Aim of the task: Would you please copy every line below that includes the string "screenshot"?

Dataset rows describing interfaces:
--

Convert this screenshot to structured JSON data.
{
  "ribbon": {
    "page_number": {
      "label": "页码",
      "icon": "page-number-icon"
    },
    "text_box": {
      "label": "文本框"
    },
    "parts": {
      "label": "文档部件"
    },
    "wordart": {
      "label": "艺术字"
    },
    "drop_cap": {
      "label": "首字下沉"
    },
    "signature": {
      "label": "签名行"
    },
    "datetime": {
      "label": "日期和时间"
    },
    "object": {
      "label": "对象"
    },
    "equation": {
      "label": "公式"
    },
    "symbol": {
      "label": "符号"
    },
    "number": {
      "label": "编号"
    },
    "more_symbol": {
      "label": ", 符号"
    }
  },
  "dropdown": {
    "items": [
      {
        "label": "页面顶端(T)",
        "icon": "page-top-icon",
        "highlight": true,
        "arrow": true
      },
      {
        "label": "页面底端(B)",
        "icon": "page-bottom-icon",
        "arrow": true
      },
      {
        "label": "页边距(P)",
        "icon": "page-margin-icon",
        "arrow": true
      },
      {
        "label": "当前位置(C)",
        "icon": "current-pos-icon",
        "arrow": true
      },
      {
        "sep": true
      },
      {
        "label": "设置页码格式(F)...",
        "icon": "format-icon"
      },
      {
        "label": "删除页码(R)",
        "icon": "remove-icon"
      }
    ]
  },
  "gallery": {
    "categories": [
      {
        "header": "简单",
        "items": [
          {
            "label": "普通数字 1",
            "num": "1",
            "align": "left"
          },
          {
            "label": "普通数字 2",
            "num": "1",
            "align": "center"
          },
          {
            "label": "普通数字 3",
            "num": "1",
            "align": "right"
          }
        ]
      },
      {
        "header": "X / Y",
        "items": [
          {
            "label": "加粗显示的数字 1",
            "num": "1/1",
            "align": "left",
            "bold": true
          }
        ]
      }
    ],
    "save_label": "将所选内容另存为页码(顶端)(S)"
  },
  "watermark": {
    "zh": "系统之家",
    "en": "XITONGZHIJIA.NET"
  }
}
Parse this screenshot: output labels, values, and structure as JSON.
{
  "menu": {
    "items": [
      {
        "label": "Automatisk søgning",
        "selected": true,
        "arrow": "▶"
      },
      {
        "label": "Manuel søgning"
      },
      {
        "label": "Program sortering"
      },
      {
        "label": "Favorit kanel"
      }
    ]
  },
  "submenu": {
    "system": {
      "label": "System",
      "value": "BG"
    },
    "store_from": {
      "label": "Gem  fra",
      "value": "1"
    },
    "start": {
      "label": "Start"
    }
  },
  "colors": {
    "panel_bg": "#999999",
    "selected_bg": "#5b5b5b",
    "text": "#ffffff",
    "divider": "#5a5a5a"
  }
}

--

Problem solution:
Convert this screenshot to structured JSON data.
Parse this screenshot: output labels, values, and structure as JSON.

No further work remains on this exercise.